■ What the task requires: Every line containing "image" should be identified and copied from the data below.

■ Record extracts:

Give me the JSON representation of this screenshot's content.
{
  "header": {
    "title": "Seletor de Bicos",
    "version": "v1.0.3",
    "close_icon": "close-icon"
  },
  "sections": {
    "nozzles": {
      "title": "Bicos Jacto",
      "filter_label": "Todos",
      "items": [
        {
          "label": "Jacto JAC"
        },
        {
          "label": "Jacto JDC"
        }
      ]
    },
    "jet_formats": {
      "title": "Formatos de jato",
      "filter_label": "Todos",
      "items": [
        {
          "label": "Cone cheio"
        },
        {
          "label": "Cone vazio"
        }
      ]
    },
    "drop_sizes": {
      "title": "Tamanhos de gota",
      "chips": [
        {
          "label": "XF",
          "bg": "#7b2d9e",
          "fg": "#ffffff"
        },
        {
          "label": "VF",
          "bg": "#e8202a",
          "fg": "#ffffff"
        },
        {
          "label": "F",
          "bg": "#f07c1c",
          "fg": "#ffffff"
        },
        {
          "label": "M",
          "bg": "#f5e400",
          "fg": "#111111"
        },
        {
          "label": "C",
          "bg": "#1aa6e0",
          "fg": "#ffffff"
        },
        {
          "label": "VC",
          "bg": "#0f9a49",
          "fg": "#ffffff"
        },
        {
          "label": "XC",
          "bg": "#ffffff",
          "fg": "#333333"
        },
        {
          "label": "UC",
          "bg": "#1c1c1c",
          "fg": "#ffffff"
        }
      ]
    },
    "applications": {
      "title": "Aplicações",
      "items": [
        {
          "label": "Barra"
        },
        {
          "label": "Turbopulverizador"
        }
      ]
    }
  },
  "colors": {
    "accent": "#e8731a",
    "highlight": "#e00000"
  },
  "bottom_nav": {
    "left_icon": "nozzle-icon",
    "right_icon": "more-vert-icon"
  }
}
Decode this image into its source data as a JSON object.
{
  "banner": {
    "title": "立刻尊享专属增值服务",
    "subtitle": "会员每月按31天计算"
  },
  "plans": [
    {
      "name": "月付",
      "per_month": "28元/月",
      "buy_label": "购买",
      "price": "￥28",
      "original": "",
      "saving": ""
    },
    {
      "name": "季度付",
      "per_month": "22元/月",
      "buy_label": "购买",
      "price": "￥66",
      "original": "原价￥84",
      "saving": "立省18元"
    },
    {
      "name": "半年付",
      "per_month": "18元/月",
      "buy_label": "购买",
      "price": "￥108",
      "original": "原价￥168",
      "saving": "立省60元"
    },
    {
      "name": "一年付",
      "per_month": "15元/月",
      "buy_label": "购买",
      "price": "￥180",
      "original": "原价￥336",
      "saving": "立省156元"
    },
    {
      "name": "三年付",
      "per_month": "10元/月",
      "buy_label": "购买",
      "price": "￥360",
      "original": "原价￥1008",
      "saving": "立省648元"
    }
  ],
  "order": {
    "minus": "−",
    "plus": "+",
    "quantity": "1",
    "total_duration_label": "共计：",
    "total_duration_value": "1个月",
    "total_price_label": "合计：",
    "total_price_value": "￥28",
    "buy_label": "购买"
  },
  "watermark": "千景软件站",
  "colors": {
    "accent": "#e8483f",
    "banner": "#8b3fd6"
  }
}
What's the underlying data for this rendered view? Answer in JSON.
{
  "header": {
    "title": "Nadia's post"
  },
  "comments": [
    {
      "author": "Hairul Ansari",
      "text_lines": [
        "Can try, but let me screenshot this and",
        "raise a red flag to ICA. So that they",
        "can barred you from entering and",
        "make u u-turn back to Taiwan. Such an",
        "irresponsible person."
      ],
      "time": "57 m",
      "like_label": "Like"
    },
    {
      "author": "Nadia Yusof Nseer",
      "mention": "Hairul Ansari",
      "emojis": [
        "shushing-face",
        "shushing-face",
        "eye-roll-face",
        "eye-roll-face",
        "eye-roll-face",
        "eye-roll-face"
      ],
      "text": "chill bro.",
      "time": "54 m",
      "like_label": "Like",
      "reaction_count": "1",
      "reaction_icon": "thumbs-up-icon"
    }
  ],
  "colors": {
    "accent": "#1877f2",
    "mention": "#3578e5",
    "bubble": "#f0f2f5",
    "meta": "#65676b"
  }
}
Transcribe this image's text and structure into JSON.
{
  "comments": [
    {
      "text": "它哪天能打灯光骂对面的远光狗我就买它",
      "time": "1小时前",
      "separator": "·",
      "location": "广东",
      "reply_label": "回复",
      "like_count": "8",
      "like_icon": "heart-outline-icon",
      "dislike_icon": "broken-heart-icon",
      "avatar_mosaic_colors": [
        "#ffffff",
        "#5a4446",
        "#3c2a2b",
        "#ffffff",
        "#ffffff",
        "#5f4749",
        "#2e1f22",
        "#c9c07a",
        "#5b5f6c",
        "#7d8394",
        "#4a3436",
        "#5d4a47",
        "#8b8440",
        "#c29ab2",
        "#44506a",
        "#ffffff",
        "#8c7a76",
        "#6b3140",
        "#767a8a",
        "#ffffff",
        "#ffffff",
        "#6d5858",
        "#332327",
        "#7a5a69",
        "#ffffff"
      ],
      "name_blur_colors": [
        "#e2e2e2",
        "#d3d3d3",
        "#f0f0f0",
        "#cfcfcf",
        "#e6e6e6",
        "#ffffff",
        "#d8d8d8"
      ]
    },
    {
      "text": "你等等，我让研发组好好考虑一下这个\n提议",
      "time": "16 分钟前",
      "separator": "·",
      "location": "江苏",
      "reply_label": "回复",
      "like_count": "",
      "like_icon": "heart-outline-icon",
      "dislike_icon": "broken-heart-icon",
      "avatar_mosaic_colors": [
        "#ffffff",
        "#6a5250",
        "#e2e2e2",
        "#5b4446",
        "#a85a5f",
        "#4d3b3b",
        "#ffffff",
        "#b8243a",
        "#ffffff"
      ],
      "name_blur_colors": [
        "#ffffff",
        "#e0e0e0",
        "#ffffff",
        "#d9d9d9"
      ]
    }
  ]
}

■ Solution to this problem:
Decode this image into its source data as a JSON object.
Transcribe this image's text and structure into JSON.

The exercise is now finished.